Just ask the kids: Student surveys and teacher evaluations
By July 1st, Ohio law will require public school districts (charter and district) to establish a teacher evaluation policy. The evaluation policy must conform to a framework that depends half on student growth on test scores and half on classroom observations. Based on these measures, teachers will earn an overall rating: accomplished, proficient, developing, or ineffective.
In our recent survey of superintendents, Ohio’s teacher evaluation policy received mixed reviews. Nearly three out of four (73 percent) said that teacher evaluations would become accepted practice five years hence. And, 42 percent said that teacher evaluations would lead to “fundamental improvement” in the state’s K-12 school system. So, there’s modest optimism toward teacher evaluation.
But there’s undeniable angst about the policy details. Nearly all superintendents (93 percent) think that there will be lawsuits when personnel decisions are based on Ohio’s evaluation framework. And nearly all (86 percent) think that the classroom observation mandate will “put too much pressure on principals.” One superintendent said
“It will over-tax the principals and render them useless. They will need to spend so much time on evaluations, they will not have time for anything else.”

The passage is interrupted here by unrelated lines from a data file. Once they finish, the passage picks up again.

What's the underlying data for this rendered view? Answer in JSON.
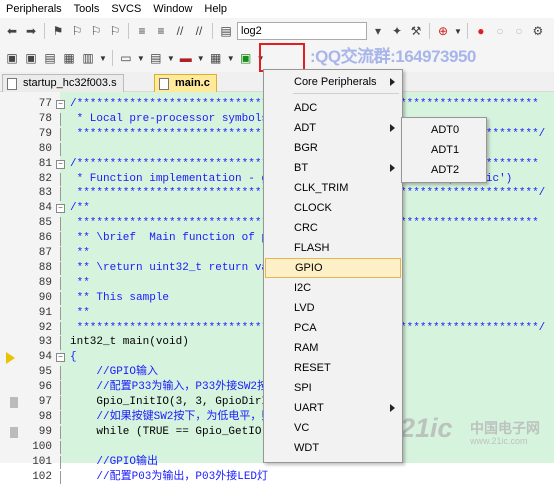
{
  "menubar": [
    "Peripherals",
    "Tools",
    "SVCS",
    "Window",
    "Help"
  ],
  "toolbar": {
    "target_combo": "log2"
  },
  "watermark_top": ":QQ交流群:164973950",
  "tabs": [
    {
      "label": "startup_hc32f003.s",
      "active": false
    },
    {
      "label": "main.c",
      "active": true
    }
  ],
  "code_lines": [
    {
      "n": "77",
      "t": "/**********************************************************************",
      "fold": true
    },
    {
      "n": "78",
      "t": " * Local pre-processor symbols/macros ('#define')"
    },
    {
      "n": "79",
      "t": " **********************************************************************/"
    },
    {
      "n": "80",
      "t": ""
    },
    {
      "n": "81",
      "t": "/**********************************************************************",
      "fold": true
    },
    {
      "n": "82",
      "t": " * Function implementation - global ('extern') and local ('static')"
    },
    {
      "n": "83",
      "t": " **********************************************************************/"
    },
    {
      "n": "84",
      "t": "/**",
      "fold": true
    },
    {
      "n": "85",
      "t": " **********************************************************************"
    },
    {
      "n": "86",
      "t": " ** \\brief  Main function of project"
    },
    {
      "n": "87",
      "t": " **"
    },
    {
      "n": "88",
      "t": " ** \\return uint32_t return value, if needed"
    },
    {
      "n": "89",
      "t": " **"
    },
    {
      "n": "90",
      "t": " ** This sample"
    },
    {
      "n": "91",
      "t": " **"
    },
    {
      "n": "92",
      "t": " **********************************************************************/"
    },
    {
      "n": "93",
      "t": "int32_t main(void)",
      "k": true
    },
    {
      "n": "94",
      "t": "{",
      "fold": true,
      "arrow": true
    },
    {
      "n": "95",
      "t": "    //GPIO输入"
    },
    {
      "n": "96",
      "t": "    //配置P33为输入，P33外接SW2按键"
    },
    {
      "n": "97",
      "t": "    Gpio_InitIO(3, 3, GpioDirIn);",
      "k": true,
      "bp": true
    },
    {
      "n": "98",
      "t": "    //如果按键SW2按下，为低电平，则跳出循环继续执行程序"
    },
    {
      "n": "99",
      "t": "    while (TRUE == Gpio_GetIO(3, 3));",
      "k": true,
      "bp": true
    },
    {
      "n": "100",
      "t": ""
    },
    {
      "n": "101",
      "t": "    //GPIO输出"
    },
    {
      "n": "102",
      "t": "    //配置P03为输出，P03外接LED灯"
    }
  ],
  "menu": {
    "items": [
      {
        "label": "Core Peripherals",
        "submenu": true
      },
      {
        "sep": true
      },
      {
        "label": "ADC"
      },
      {
        "label": "ADT",
        "submenu": true
      },
      {
        "label": "BGR"
      },
      {
        "label": "BT",
        "submenu": true
      },
      {
        "label": "CLK_TRIM"
      },
      {
        "label": "CLOCK"
      },
      {
        "label": "CRC"
      },
      {
        "label": "FLASH"
      },
      {
        "label": "GPIO",
        "selected": true
      },
      {
        "label": "I2C"
      },
      {
        "label": "LVD"
      },
      {
        "label": "PCA"
      },
      {
        "label": "RAM"
      },
      {
        "label": "RESET"
      },
      {
        "label": "SPI"
      },
      {
        "label": "UART",
        "submenu": true
      },
      {
        "label": "VC"
      },
      {
        "label": "WDT"
      }
    ]
  },
  "submenu_adt": [
    "ADT0",
    "ADT1",
    "ADT2"
  ],
  "watermark_bottom": {
    "logo": "21ic",
    "cn": "中国电子网",
    "url": "www.21ic.com"
  }
}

When one looks at the Ohio Department of Education’s website, one can see from whence this sentiment emerges. For example, the “teacher evaluation resource packet,” which operationalizes the classroom observation portion of the policy, clocks in at 22 pages. By simple extrapolation, this suggests a small mountain of paperwork for a principal who supervises 20 teachers.
Is there a better way?
Enter the Measures of Effective Teaching (MET) study, a three-year project sponsored by the Gates Foundation involving 3,000 teachers in 7 school districts. The MET researchers probed whether student perception surveys could be an effective and reliable tool for measuring teacher effectiveness. The study used the Tripod Project survey, developed by Ronald Ferguson of Harvard, which asks students to rate their agreement on 35 or so items related to seven characteristics of an effective teacher. (For the survey items, see pages 12 and 13 of this MET report.)
The researchers found that surveys, if done well, can deliver reliable information that differentiates high- and low-performing teachers. The study finds that:
“Although an individual student may have a less sophisticated understanding of effective instruction than a trained observer, student feedback has two other advantages that contribute to reliability: students see the teacher all year (and, therefore, are less susceptible to lesson to lesson variation), and the measures are averaged over 20 to 75 students, rather than 1 or 2 observers (p. 14).”
The MET study concludes succinctly, “students know an effective classroom when they experience one.”
Despite this robust research, some may still think that surveying students in high-stakes evaluations is akin to the inmates running the asylum. One Georgia high school teacher claimed that “kids, number one, don’t have the maturity to do it and, number two, can be quite biased.” The MET study proves that this fear is unfounded. Plus, this isn’t to suggest that teacher evaluations ought to rely wholly on student surveys. In fact, according to the MET researchers, policy makers mustn’t exclude either value-added growth or classroom observation from teacher evaluation. Multiple measures are required.
Many would agree that having an effective teacher in every classroom is a fair and legitimate goal. And, identifying which teachers are effective and which are not—and tying personnel decisions to effectiveness—must happen, in order to achieve this goal.
Measuring teacher effectiveness, however, need not create procedural nightmares for school leaders, lest the bureaucratic costs eat into the benefits of great teaching. Other states, including North Carolina and New York, are implementing student surveys, and Ohio’s policymakers ought to consider mixing surveys into the evaluation framework. If done well, student surveys may be the low-cost and effective relief to the migraines that too many of our school leaders seem to be experiencing per teacher evaluations.
 The Ohio Senate passed an amendment to ORC section 3319.112, the law that governs teacher evaluations. The amdendment reads (underlined): "One factor shall be student academic growth which shall account for fifty thirty-fiveper cent of each evaluation. A school district may attribute an additional percentage to the academic growth factor, not to exceed fifteen per cent of each evaluation."